*Component data from apps and pages*.
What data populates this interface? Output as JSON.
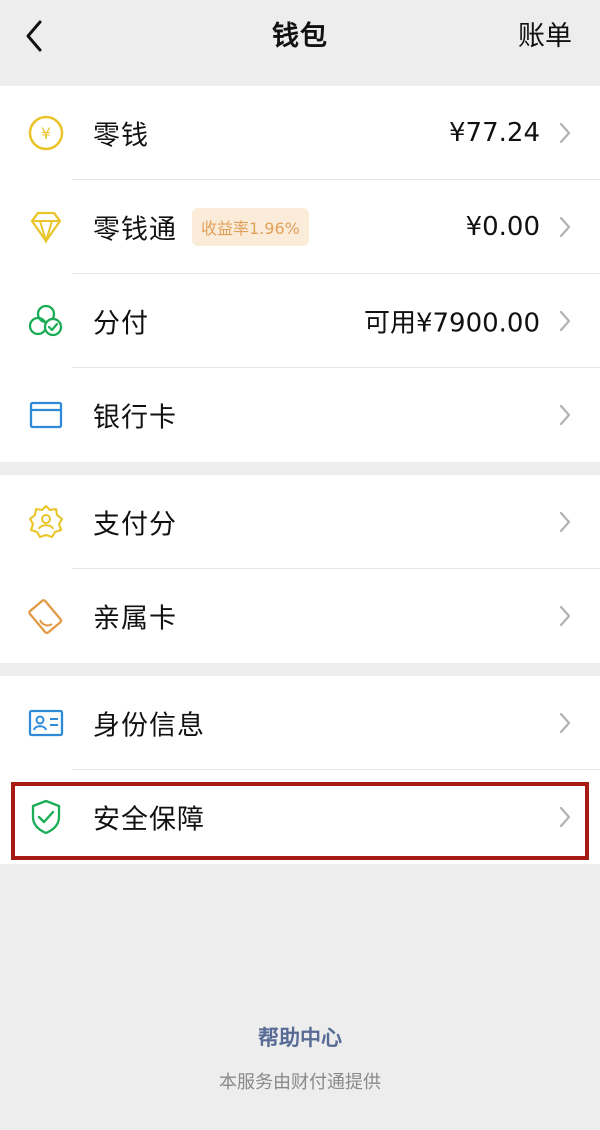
{
  "nav": {
    "back_icon": "chevron-left-icon",
    "title": "钱包",
    "bill_label": "账单"
  },
  "group1": [
    {
      "label": "零钱",
      "value": "¥77.24",
      "icon": "yen-coin-icon"
    },
    {
      "label": "零钱通",
      "badge": "收益率1.96%",
      "value": "¥0.00",
      "icon": "diamond-icon"
    },
    {
      "label": "分付",
      "value": "可用¥7900.00",
      "icon": "circles-check-icon"
    },
    {
      "label": "银行卡",
      "value": "",
      "icon": "bank-card-icon"
    }
  ],
  "group2": [
    {
      "label": "支付分",
      "icon": "badge-person-icon"
    },
    {
      "label": "亲属卡",
      "icon": "family-card-icon"
    }
  ],
  "group3": [
    {
      "label": "身份信息",
      "icon": "id-card-icon"
    },
    {
      "label": "安全保障",
      "icon": "shield-check-icon"
    }
  ],
  "footer": {
    "help_center": "帮助中心",
    "provider_note": "本服务由财付通提供"
  },
  "colors": {
    "yellow": "#e9c52a",
    "green": "#1aad55",
    "blue": "#2f8ad8",
    "orange": "#e29a46",
    "highlight": "#a61c14",
    "link": "#576b95"
  }
}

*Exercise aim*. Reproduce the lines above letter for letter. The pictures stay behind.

*Task output*.
What data populates this interface? Output as JSON.
{
  "nav": {
    "back_icon": "chevron-left-icon",
    "title": "钱包",
    "bill_label": "账单"
  },
  "group1": [
    {
      "label": "零钱",
      "value": "¥77.24",
      "icon": "yen-coin-icon"
    },
    {
      "label": "零钱通",
      "badge": "收益率1.96%",
      "value": "¥0.00",
      "icon": "diamond-icon"
    },
    {
      "label": "分付",
      "value": "可用¥7900.00",
      "icon": "circles-check-icon"
    },
    {
      "label": "银行卡",
      "value": "",
      "icon": "bank-card-icon"
    }
  ],
  "group2": [
    {
      "label": "支付分",
      "icon": "badge-person-icon"
    },
    {
      "label": "亲属卡",
      "icon": "family-card-icon"
    }
  ],
  "group3": [
    {
      "label": "身份信息",
      "icon": "id-card-icon"
    },
    {
      "label": "安全保障",
      "icon": "shield-check-icon"
    }
  ],
  "footer": {
    "help_center": "帮助中心",
    "provider_note": "本服务由财付通提供"
  },
  "colors": {
    "yellow": "#e9c52a",
    "green": "#1aad55",
    "blue": "#2f8ad8",
    "orange": "#e29a46",
    "highlight": "#a61c14",
    "link": "#576b95"
  }
}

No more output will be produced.